▶ EXTRACTED DATA:
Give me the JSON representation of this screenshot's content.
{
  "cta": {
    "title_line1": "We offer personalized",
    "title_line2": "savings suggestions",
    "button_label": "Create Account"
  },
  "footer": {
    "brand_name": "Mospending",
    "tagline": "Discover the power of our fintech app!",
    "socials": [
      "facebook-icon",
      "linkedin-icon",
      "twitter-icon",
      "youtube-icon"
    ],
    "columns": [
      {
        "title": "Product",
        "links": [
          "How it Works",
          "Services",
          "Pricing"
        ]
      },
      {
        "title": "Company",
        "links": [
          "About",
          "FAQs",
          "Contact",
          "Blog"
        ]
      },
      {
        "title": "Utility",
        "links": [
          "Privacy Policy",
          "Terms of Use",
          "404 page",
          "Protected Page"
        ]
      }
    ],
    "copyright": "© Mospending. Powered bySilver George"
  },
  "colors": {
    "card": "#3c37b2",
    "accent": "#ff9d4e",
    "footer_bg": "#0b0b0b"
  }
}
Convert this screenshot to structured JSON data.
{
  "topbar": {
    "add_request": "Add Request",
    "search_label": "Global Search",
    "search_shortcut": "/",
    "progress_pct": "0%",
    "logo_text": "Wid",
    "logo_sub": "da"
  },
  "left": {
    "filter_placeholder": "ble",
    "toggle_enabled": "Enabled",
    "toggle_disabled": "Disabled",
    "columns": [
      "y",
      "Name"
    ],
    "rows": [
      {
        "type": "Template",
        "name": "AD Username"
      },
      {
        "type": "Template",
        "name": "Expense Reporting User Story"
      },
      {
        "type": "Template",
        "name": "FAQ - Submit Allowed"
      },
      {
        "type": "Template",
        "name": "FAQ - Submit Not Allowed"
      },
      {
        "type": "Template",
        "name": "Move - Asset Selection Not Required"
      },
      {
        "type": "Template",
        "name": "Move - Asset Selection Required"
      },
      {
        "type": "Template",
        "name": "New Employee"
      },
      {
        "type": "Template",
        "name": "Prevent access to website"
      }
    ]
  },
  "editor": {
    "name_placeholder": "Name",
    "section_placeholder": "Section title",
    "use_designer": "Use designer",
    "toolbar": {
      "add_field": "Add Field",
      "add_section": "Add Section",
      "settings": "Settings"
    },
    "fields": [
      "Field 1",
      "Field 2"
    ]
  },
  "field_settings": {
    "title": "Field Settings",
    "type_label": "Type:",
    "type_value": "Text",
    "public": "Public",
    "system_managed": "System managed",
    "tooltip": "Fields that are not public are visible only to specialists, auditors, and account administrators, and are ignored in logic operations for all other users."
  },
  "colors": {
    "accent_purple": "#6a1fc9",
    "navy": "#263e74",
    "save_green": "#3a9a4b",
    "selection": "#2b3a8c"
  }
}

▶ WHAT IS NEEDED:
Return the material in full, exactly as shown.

▶ ANSWER TO THIS TASK:
Give me the JSON representation of this screenshot's content.
{
  "cta": {
    "title_line1": "We offer personalized",
    "title_line2": "savings suggestions",
    "button_label": "Create Account"
  },
  "footer": {
    "brand_name": "Mospending",
    "tagline": "Discover the power of our fintech app!",
    "socials": [
      "facebook-icon",
      "linkedin-icon",
      "twitter-icon",
      "youtube-icon"
    ],
    "columns": [
      {
        "title": "Product",
        "links": [
          "How it Works",
          "Services",
          "Pricing"
        ]
      },
      {
        "title": "Company",
        "links": [
          "About",
          "FAQs",
          "Contact",
          "Blog"
        ]
      },
      {
        "title": "Utility",
        "links": [
          "Privacy Policy",
          "Terms of Use",
          "404 page",
          "Protected Page"
        ]
      }
    ],
    "copyright": "© Mospending. Powered bySilver George"
  },
  "colors": {
    "card": "#3c37b2",
    "accent": "#ff9d4e",
    "footer_bg": "#0b0b0b"
  }
}
Convert this screenshot to structured JSON data.
{
  "topbar": {
    "add_request": "Add Request",
    "search_label": "Global Search",
    "search_shortcut": "/",
    "progress_pct": "0%",
    "logo_text": "Wid",
    "logo_sub": "da"
  },
  "left": {
    "filter_placeholder": "ble",
    "toggle_enabled": "Enabled",
    "toggle_disabled": "Disabled",
    "columns": [
      "y",
      "Name"
    ],
    "rows": [
      {
        "type": "Template",
        "name": "AD Username"
      },
      {
        "type": "Template",
        "name": "Expense Reporting User Story"
      },
      {
        "type": "Template",
        "name": "FAQ - Submit Allowed"
      },
      {
        "type": "Template",
        "name": "FAQ - Submit Not Allowed"
      },
      {
        "type": "Template",
        "name": "Move - Asset Selection Not Required"
      },
      {
        "type": "Template",
        "name": "Move - Asset Selection Required"
      },
      {
        "type": "Template",
        "name": "New Employee"
      },
      {
        "type": "Template",
        "name": "Prevent access to website"
      }
    ]
  },
  "editor": {
    "name_placeholder": "Name",
    "section_placeholder": "Section title",
    "use_designer": "Use designer",
    "toolbar": {
      "add_field": "Add Field",
      "add_section": "Add Section",
      "settings": "Settings"
    },
    "fields": [
      "Field 1",
      "Field 2"
    ]
  },
  "field_settings": {
    "title": "Field Settings",
    "type_label": "Type:",
    "type_value": "Text",
    "public": "Public",
    "system_managed": "System managed",
    "tooltip": "Fields that are not public are visible only to specialists, auditors, and account administrators, and are ignored in logic operations for all other users."
  },
  "colors": {
    "accent_purple": "#6a1fc9",
    "navy": "#263e74",
    "save_green": "#3a9a4b",
    "selection": "#2b3a8c"
  }
}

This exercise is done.